Ryan Dempster (10-13, 4.63 ERA) will open against the Cardinals and also finish the season Sept. 28 against the Padres. Rodrigo Lopez (6-6, 4.71 ERA) will make his last start of the season on Saturday followed by Randy Wells (7-4, 4.3 ERA).
Garza will also open the series against the Padres, followed by Casey Coleman (3-8, 6.64 ERA) and Dempster.
Monday marked the one-year anniversary of Cubs outfielder Tyler Colvin being struck in the chest by a broken bat and suffering a collapsed lung. This season, Colvin is batting .155 in 75 games, but Cubs manager Mike Quade said he has not seen any lingering effects from the freak accident.
"He just has to keep working to get better," Quade said. "He has bat speed and the power to play up here and be good up here. Now it's a matter of making consistent contact, of improving his discipline at the plate.
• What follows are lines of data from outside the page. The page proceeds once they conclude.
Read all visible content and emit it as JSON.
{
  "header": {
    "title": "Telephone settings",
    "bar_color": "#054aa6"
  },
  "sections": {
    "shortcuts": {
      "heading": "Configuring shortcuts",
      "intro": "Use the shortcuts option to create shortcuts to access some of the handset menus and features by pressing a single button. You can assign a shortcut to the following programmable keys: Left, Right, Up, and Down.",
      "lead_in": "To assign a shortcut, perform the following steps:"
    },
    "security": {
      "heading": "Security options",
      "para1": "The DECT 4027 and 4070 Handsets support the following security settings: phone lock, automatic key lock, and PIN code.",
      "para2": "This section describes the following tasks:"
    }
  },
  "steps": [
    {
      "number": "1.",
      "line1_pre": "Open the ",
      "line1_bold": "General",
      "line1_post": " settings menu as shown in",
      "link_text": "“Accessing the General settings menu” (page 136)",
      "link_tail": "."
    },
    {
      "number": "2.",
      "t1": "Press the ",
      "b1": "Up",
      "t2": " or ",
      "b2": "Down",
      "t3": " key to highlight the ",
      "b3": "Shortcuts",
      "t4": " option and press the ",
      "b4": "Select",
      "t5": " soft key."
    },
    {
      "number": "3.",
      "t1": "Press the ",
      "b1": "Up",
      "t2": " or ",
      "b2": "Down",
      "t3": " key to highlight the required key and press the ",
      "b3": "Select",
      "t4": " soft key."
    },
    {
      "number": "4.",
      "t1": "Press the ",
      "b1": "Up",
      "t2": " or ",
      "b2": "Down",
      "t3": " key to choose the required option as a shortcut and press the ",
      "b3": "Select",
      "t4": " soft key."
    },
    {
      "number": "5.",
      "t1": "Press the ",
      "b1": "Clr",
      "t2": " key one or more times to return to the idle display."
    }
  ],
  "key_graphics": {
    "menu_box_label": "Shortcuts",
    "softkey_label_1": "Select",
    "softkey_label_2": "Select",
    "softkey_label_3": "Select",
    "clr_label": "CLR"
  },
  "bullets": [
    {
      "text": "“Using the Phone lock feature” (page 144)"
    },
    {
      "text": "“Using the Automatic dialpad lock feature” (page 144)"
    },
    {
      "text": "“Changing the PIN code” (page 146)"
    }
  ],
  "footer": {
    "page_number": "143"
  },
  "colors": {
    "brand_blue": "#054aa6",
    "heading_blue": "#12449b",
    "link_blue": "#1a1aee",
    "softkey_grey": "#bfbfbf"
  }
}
When he swings at strikes and gets pitches he can handle, he does a pretty good job."
Gary Hughes, who was a special assistant to Cubs general manager Jim Hendry since October 2002, has told the team he will not return in 2012.
Hughes has spent 45 years working in professional baseball with the Giants (1967-72), Mets (1973-76), Mariners (1977), Yankees (1978-85), Expos (1986-91), Marlins (1992-98), Rockies (1999), Reds (2000-02) and Cubs.
He was named one of the top 10 scouts of the 20th century by Baseball America, and in December 2009 was named West Coast Scout of the Year, as voted on by his peers. In February 2008, he was inducted into the Professional Baseball Scouts Hall of Fame.
Carrie Muskat is a reporter for MLB.com. She writes a blog, Muskat Ramblings, and you can follow her on Twitter@CarrieMuskat. This story was not subject to the approval of Major League Baseball or its clubs.